strange metallic sound
I have had fine tuners on my A and E string for some years now. Recently, the open A developed a loud metallic overtone. I thought maybe the fine tuner loosened up with age so I removed it and put the string back on. What this did was move the sound to the open E and made it louder. I replaced the E tuner with a new one but the sound is still there. Changing the two strings made no difference.
I had the violin checked up a month ago and had a small open seam repaired. The sound started about four days ago.
Has anyone experienced this before?
Well, it's about that time of year. In all likelihood your soundpost needs a knock or two.
Hi Cotton. I thought with the fine tuner having been on for so long, that it might have loosened up and I was hearing some vibration. I've had this violin for 12 years and this is the first time hearing something like this.
Is the fine tuner adjusted so far it is touching the top?
Hi Lyndon. No. I checked every possibility. On the E string, I tried long and short tuners. that sound is still there.
Sometimes this can be caused by excessive vibration of the string afterlength: the string between the bridge and tailpiece.
Thank you all for your replies. I'm also trying to understand how this happened all of a sudden. The fiddle stays in my music room so there has been no change in humidity or temperature.
Try putting some thick grease on the internal threads of your fine tuner... the part you tune with, not the part that attaches it to the tailpiece.

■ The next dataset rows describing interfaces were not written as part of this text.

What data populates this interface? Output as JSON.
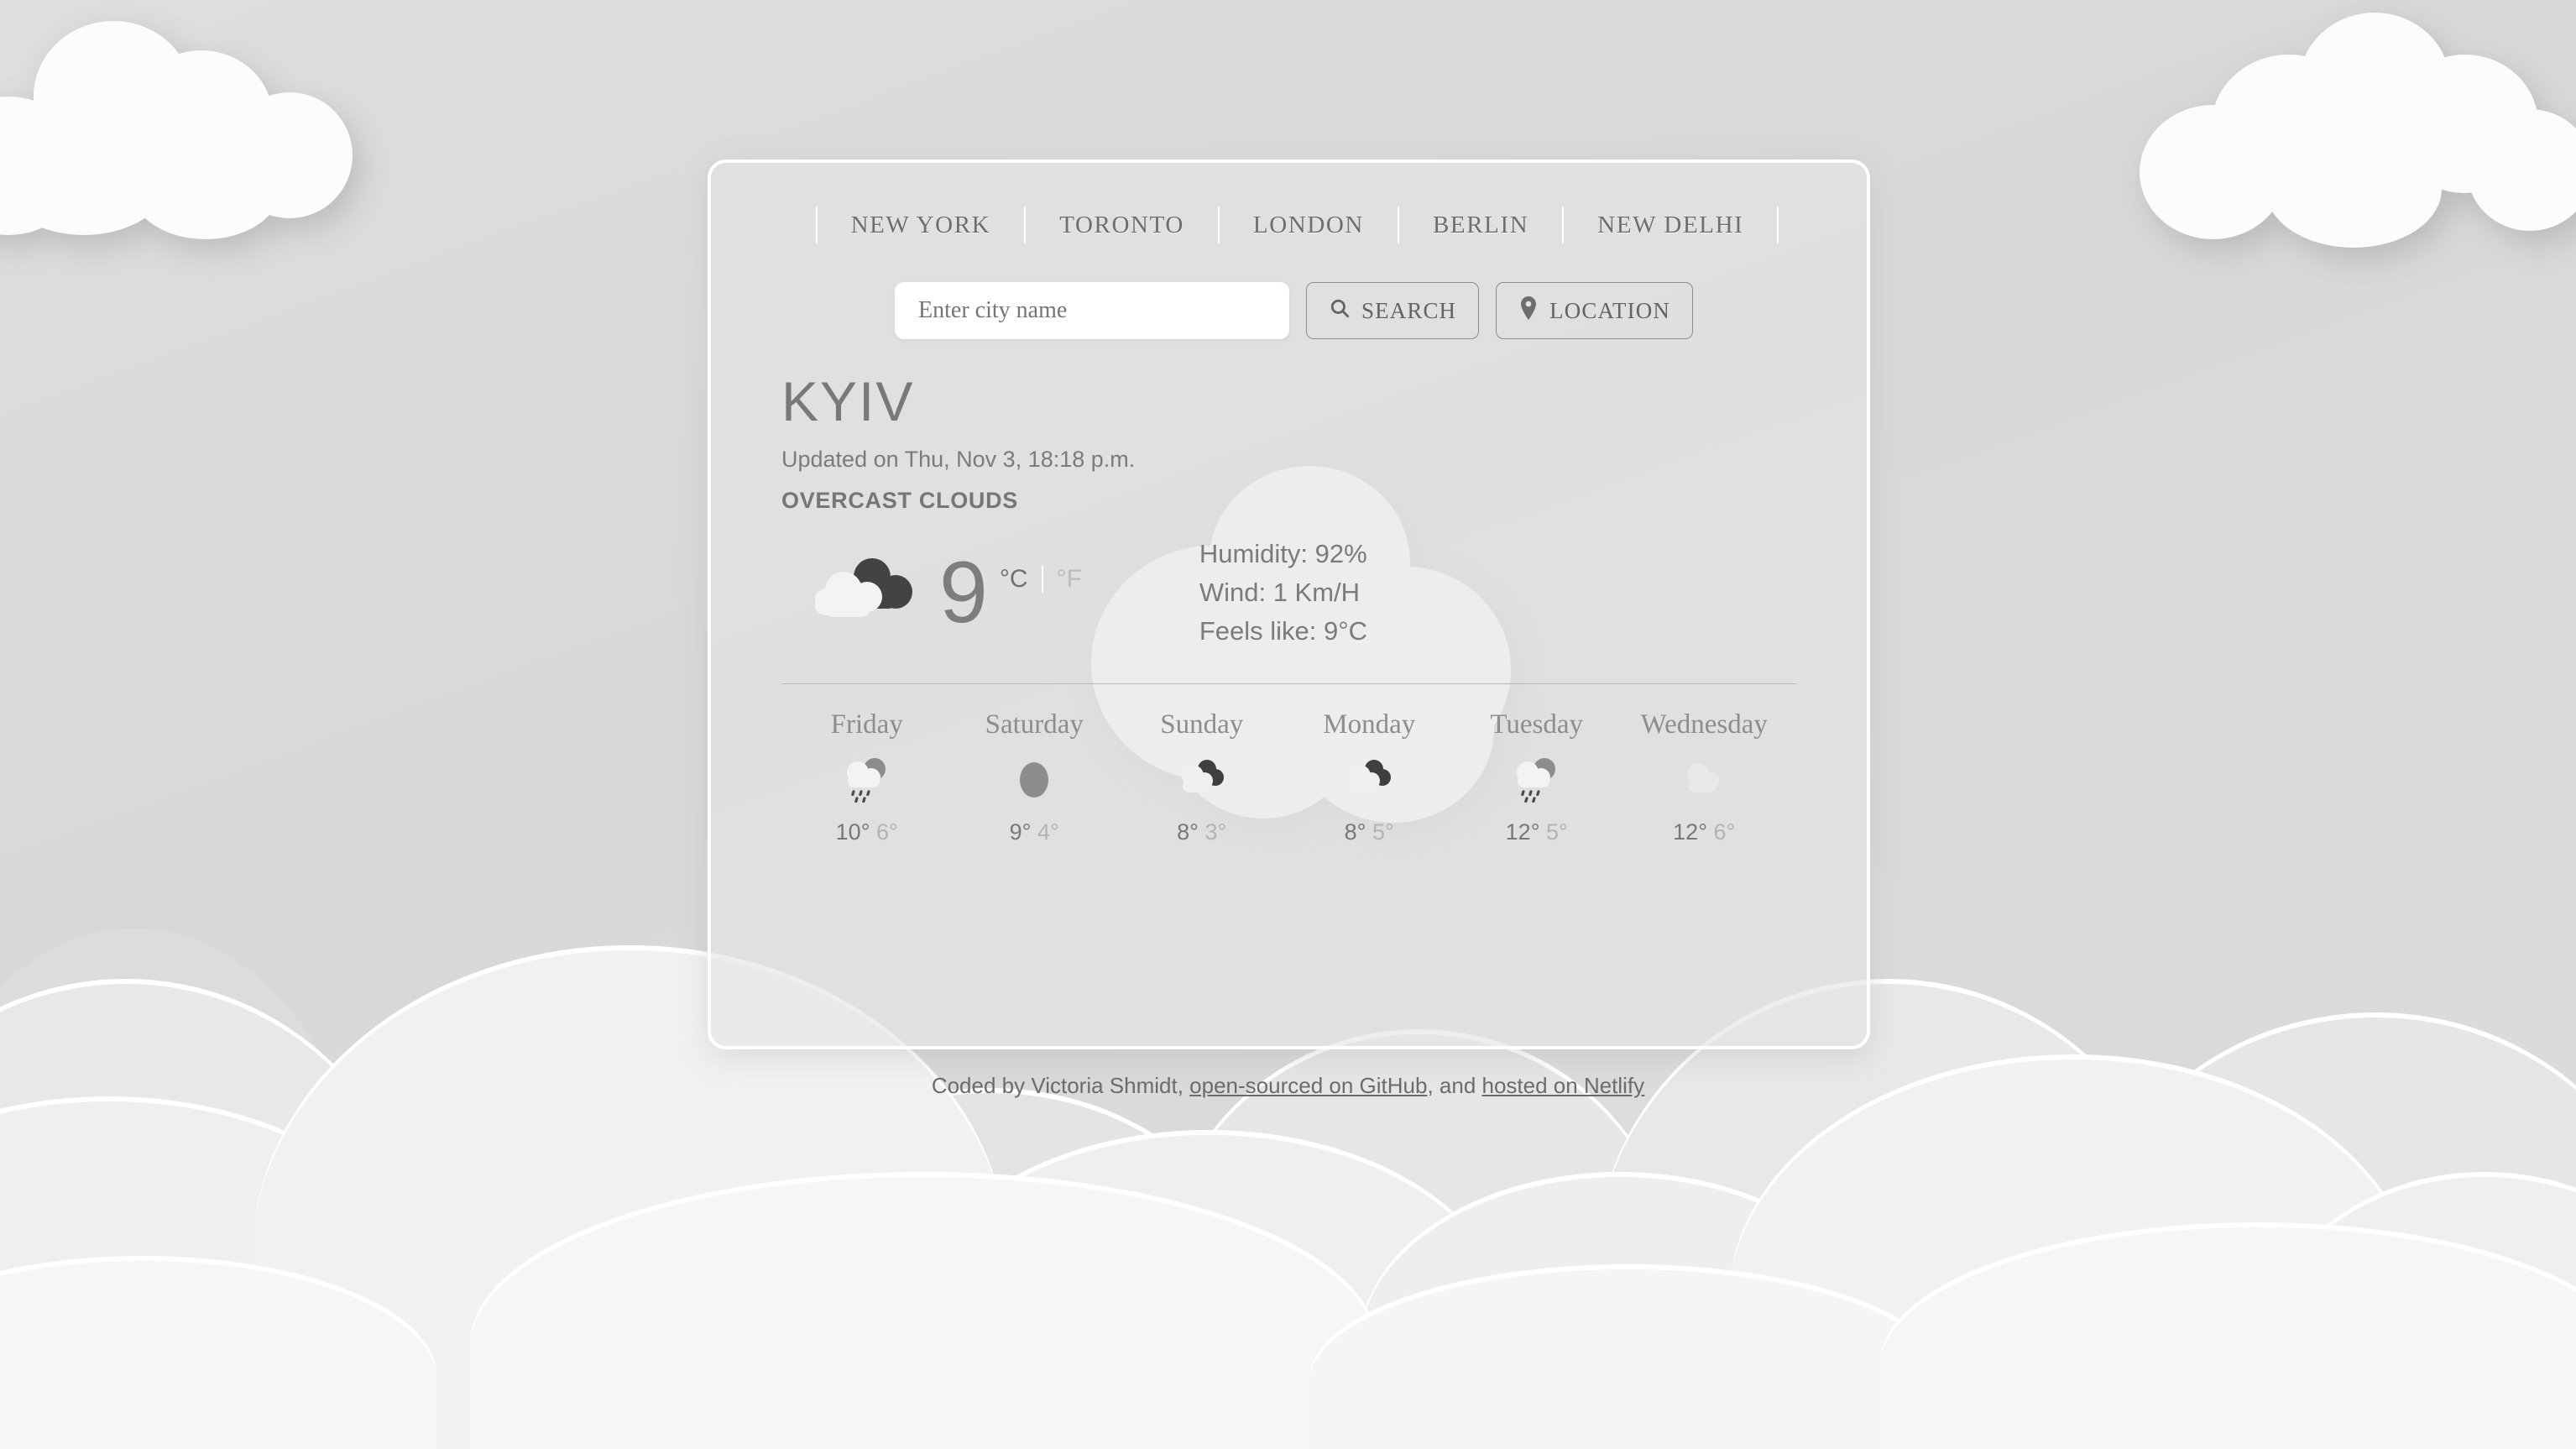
{
  "nav": {
    "cities": [
      "NEW YORK",
      "TORONTO",
      "LONDON",
      "BERLIN",
      "NEW DELHI"
    ]
  },
  "search": {
    "placeholder": "Enter city name",
    "value": "",
    "search_label": "SEARCH",
    "search_icon": "search-icon",
    "location_label": "LOCATION",
    "location_icon": "map-pin-icon"
  },
  "current": {
    "city": "KYIV",
    "updated": "Updated on Thu, Nov 3, 18:18 p.m.",
    "description": "OVERCAST CLOUDS",
    "icon": "overcast-clouds-icon",
    "temperature": "9",
    "unit_celsius": "°C",
    "unit_fahrenheit": "°F",
    "active_unit": "celsius",
    "humidity": "Humidity: 92%",
    "wind": "Wind: 1 Km/H",
    "feels_like": "Feels like: 9°C"
  },
  "forecast": [
    {
      "day": "Friday",
      "icon": "rain-sun-icon",
      "max": "10°",
      "min": "6°"
    },
    {
      "day": "Saturday",
      "icon": "clear-sun-icon",
      "max": "9°",
      "min": "4°"
    },
    {
      "day": "Sunday",
      "icon": "overcast-clouds-icon",
      "max": "8°",
      "min": "3°"
    },
    {
      "day": "Monday",
      "icon": "overcast-clouds-icon",
      "max": "8°",
      "min": "5°"
    },
    {
      "day": "Tuesday",
      "icon": "rain-sun-icon",
      "max": "12°",
      "min": "5°"
    },
    {
      "day": "Wednesday",
      "icon": "few-clouds-icon",
      "max": "12°",
      "min": "6°"
    }
  ],
  "footer": {
    "prefix": "Coded by Victoria Shmidt, ",
    "link_github": "open-sourced on GitHub",
    "middle": ", and ",
    "link_netlify": "hosted on Netlify"
  },
  "colors": {
    "sky": "#dcdcdc",
    "cloud": "#fcfcfc",
    "card_border": "#ffffff",
    "text_primary": "#7b7b7b",
    "text_muted": "#b3b3b3",
    "icon_dark": "#434343"
  }
}
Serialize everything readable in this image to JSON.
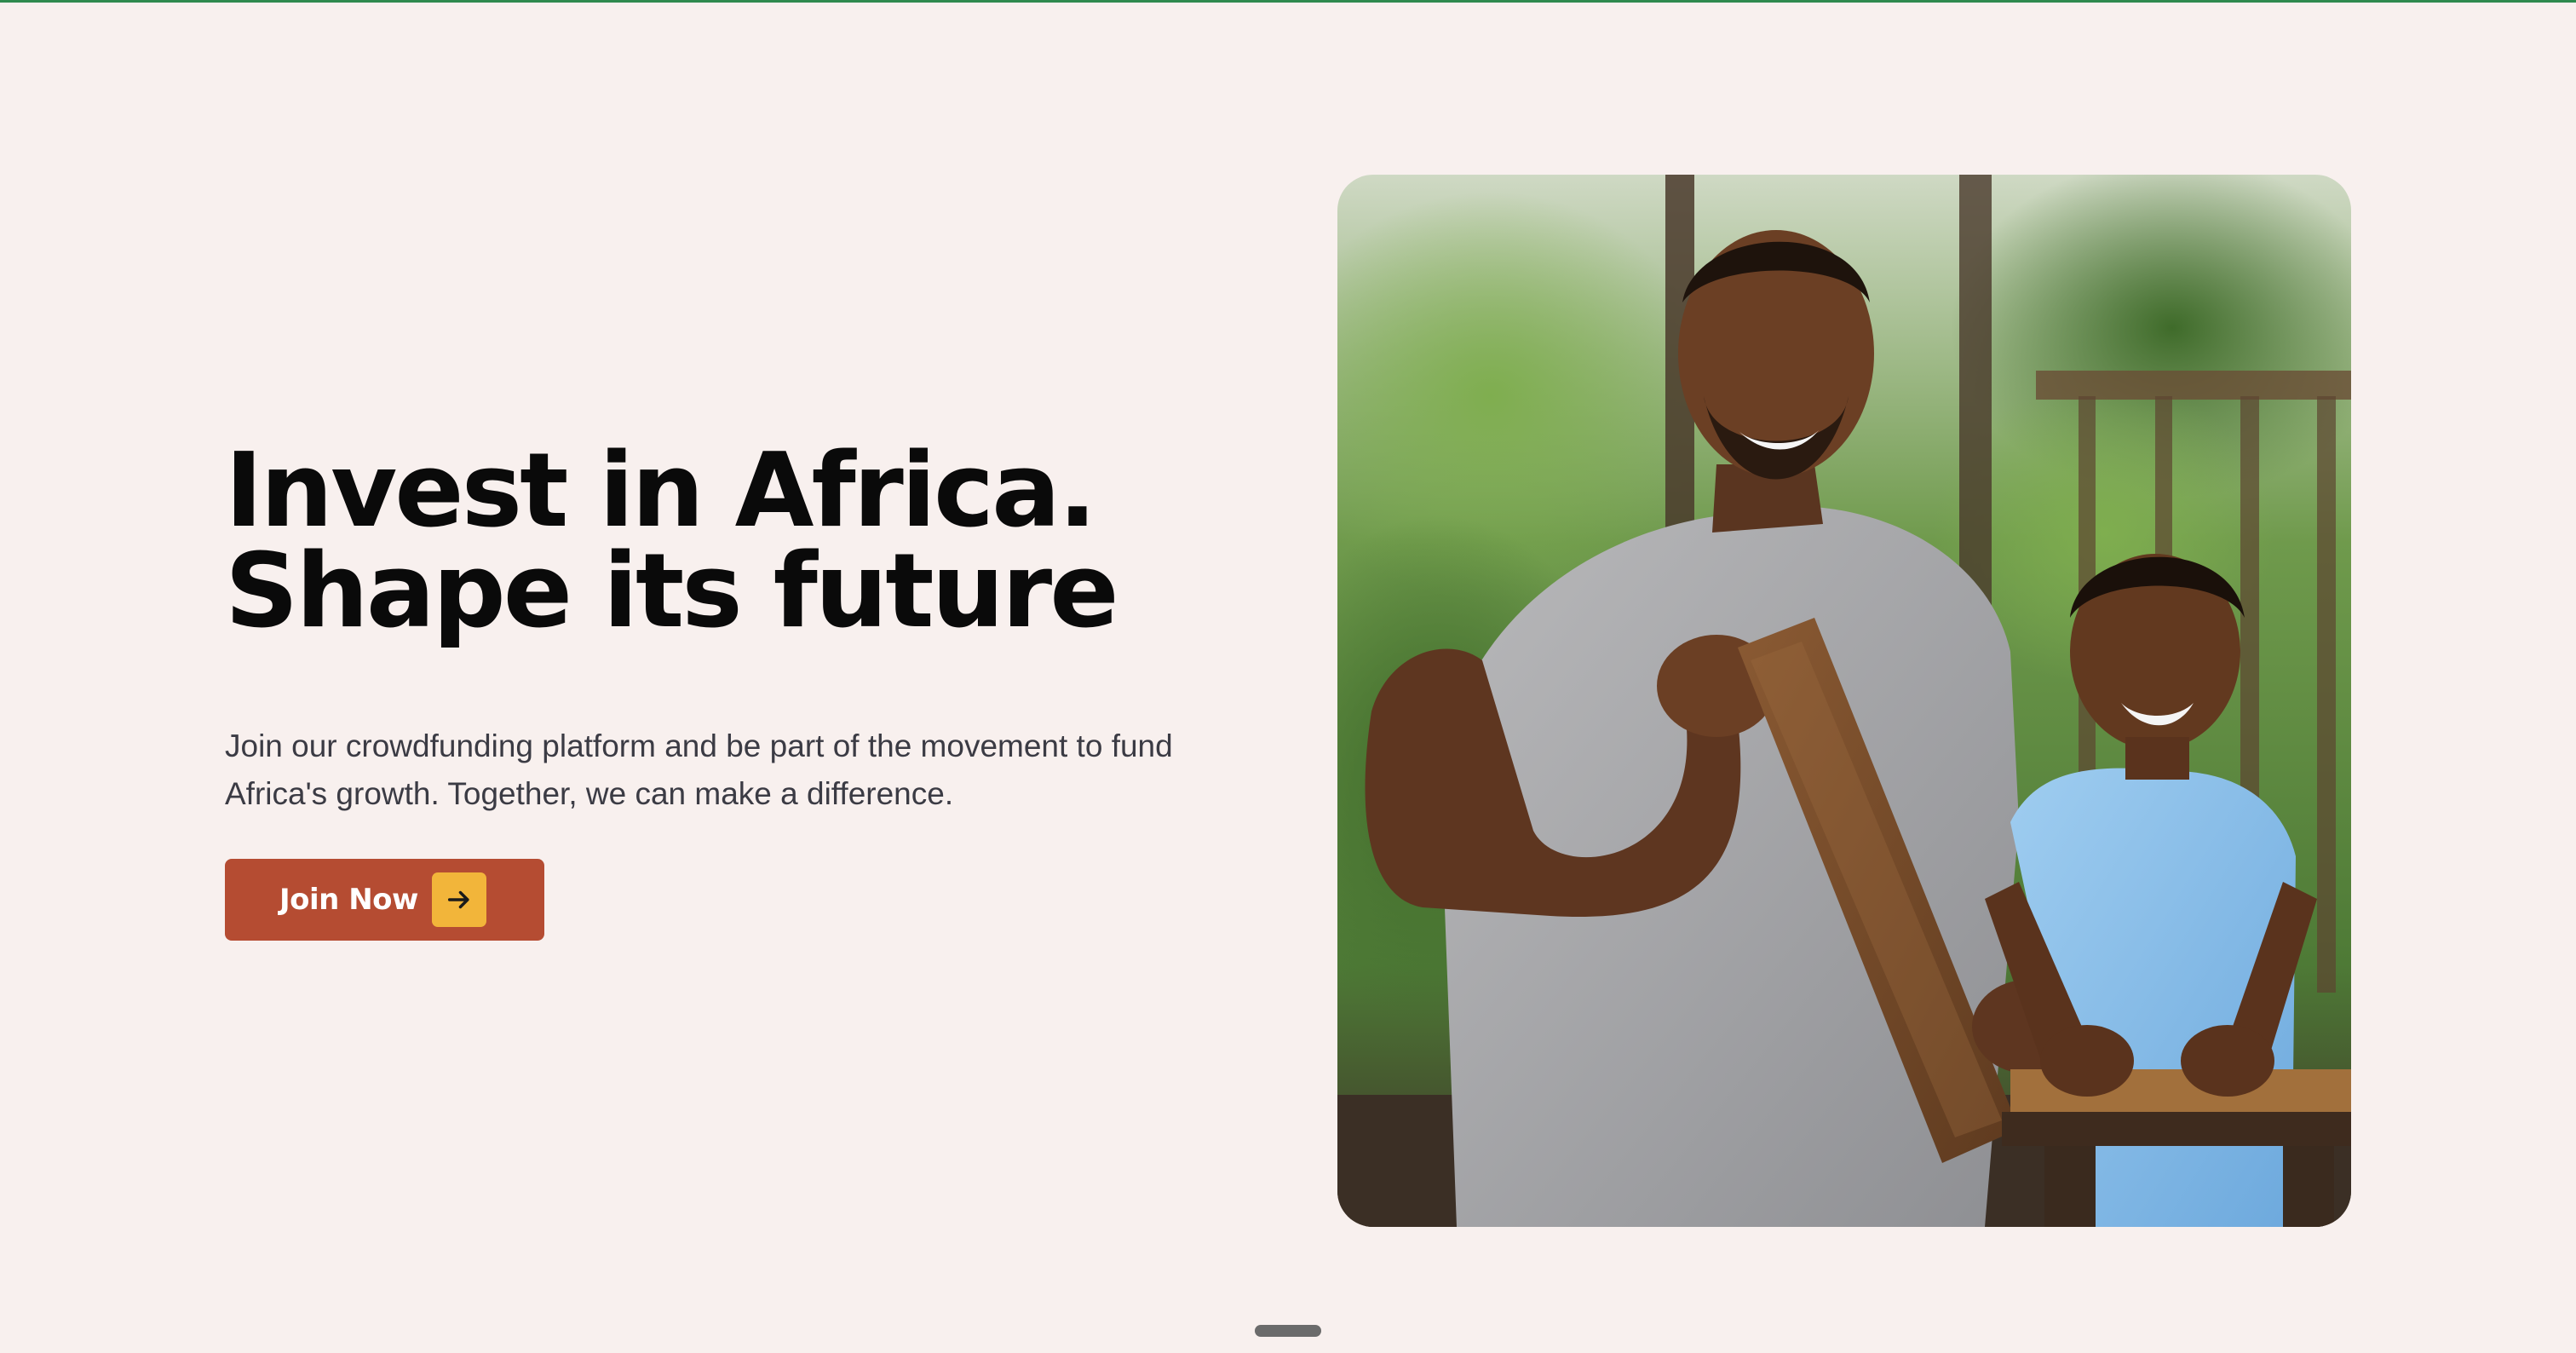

Not sure if you're hearing a buzz or some quality of the tone, but make sure to cut off that stupid little rubber tube on the E string. Also check for any open seams.
Thank you for your replies everybody. What I'm hearing is a ringing sound on the open E and A strings when I lift the bow. I tried damping the tailpiece like Carmen suggested and the sound got louder! I was trying to avoid the long drive to Chicago to have it looked at but it looks like I have no choice.
Hey David, I greased my whole violin like you said, but it still sounds a bit weird. What next?
It’s interesting that your problem only occurs with the open E and A strings. That allows more energy to get to the pegbox. Can you control the ring by gripping the pegbox? Sometimes the very end of a string that extends through the peg winds up positioned just right (or should I say wrong) so that it can vibrate against the inside of the pegbox, or against another peg, and it wouldn’t have to be the E or A strings. It could be the D or G.
Hi Mark. Some years back, I had a buzz that turned out to be a long string end contacting the peg box. I'm real careful that the string ends don't touch anything. I don't know what's more annoying, the noise, or not knowing what's causing it.
Two other possible sources of a metallic buzz:
David. Thank You. I looked at the nut and it looks real worn. That has to be the problem.
Leon, a quick diagnostic check for that is to place a toothpick under the offending string, shove it up as close to the upper nut as you can, and see if the open-string buzz goes away.
I realize that OP has already found the likely problem, but I wanted to mention one more potential cause of a buzz. Recently I had an annoying metallic overtone that I heard only on my viola A and D strings for about two days. I eventually discovered that a screw on my shoulder rest, on that side of the instrument, had come loose.
Thank you again David. That did it. I slid the tip of the toothpick towards the nut as far as it would go and the ringing sound went away. I guess next week I'll have to drive to Chicago.
A quick fix is to put a small piece of thin leather in the groove(s) of the nut. This also cures the whistling-open-E-when-slurring-from-the-A syndrome, as the open string then behaves more like a fingered note.
it may well require a new nut, you might have trouble finding a violin shop that will fit a new nut while you wait, so call ahead to try and save yourself a second trip.
Thank you for the tip Lyndon. It didn't occur to me that they could do it while I'm there.
It would be roughly an hours work and two hours for the glue to dry unless they used some kind of modern fast drying glue. I've heard some people use a drop of super glue, I only use hide glue. There is also the possibility if the strings are high enough above the fingerboard, that simple filing of the grooves could correct the problem with out fitting a new nut, in which case of course no glue would be required.
I read somewhere that a shim could be used to raise the nut. Or is that considered shoddy workmanship?
Yes, that would be cheaper, but you still have to wait for the glue to dry.
There's a story about Segovia making a recording of solo guitar pieces in the Alhambra palace in Spain. Because of two important factors - tourists wandering around in the building, and the heat - it was decided to do the recording session in the cooler, tourist-free early hours of the morning. Halfway through the session, several takes had to be scrapped because of a faint random buzz that was ruining the sound. After a thorough investigation, the source of the buzz was found to be a button on the great man's cardigan rattling against the back of the guitar.